From fun to funny, Adelaide Comedy’s gigs at suburban pubs are a sure-fire way to brighten a winter’s night if Wednesday’s line up at the Marion Hotel was anything to go by.
Hosted by the incomparable former Triple M breakfast presenter, Justin Hamilton, his fine-tuned delivery of jokes set the scene for a night of laughs culminating in Mr RAA himself, the Wog at Work, George Kapinaris.
Hamilton opened the evening by delivering punchy tales of woe about aging, car accidents, drugs and ugly babies. He owned the audience from the outset, inviting them to share his pain not just through his controlled interaction but by keeping all of his stories relatable. His quick wit shone most through his snappy comebacks to the audience, never once making anyone uncomfortable.
Four guest comedians followed before the headline act, teasing with quick 10-minute samplers of their routines. The delightful Matt Vesely unveiled his paranoid personality and hatred of Adelaide’s former Britannia Roundabout, while Rich Naberhood proved to be one of the highlights of the night with his achingly funny stories of growing up in Elizabeth, the recent Royal visit and talking in acronyms.
Lewis Dowell had a hard act to follow after the host-with-the-most-jokes, Hamilton, returned to the stage with stories of technology, things that drive him crazy and a hysterically funny enactment of married couples getting into bed at night.
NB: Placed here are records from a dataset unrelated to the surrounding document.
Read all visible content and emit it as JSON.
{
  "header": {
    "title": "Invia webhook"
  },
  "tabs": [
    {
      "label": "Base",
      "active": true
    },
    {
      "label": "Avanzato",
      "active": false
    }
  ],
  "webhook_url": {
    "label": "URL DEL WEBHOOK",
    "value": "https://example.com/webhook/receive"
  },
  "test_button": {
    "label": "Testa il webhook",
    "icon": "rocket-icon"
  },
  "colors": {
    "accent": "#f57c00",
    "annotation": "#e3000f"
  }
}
Perhaps the least experienced of the performers, Dowell’s fun routine about eggs, binge drinking and jobs he hates was perhaps better suited to a younger audience than the one he had on Wednesday night. Leigh Qurban, on the other hand, rose to the occasion with jabs at the Lebanese, sexism and a stellar, all-too-short commentary about caesarean births.
With the audience suitably warmed up by more than an hour of comedy, the headline act was well worth the wait. George Kapinaris rocked the house by putting his Greek heritage to good use. Ethnic jokes abound, not limited to his own culture, and where his subject matter crossed over into topics already covered that night, he proved that there is always a fresh take and a new joke to be told.
Kapinaris is proud of his kids and targeted them often with affection, unlike his impersonations of Greek grandmothers who bore the brunt of his mirth. His half-hour routine was worth more than the measly $15 ticket price which averaged out to just $5 per comedian!
A night of great value and greater laughs.
Reviewed by Rod Lewis
AdelaideComedy.com presents a changing weekly line up of comedians performing for one-night only at various locations through the week. See their website for details.
Image of George Kapinaris by JJK Entertainment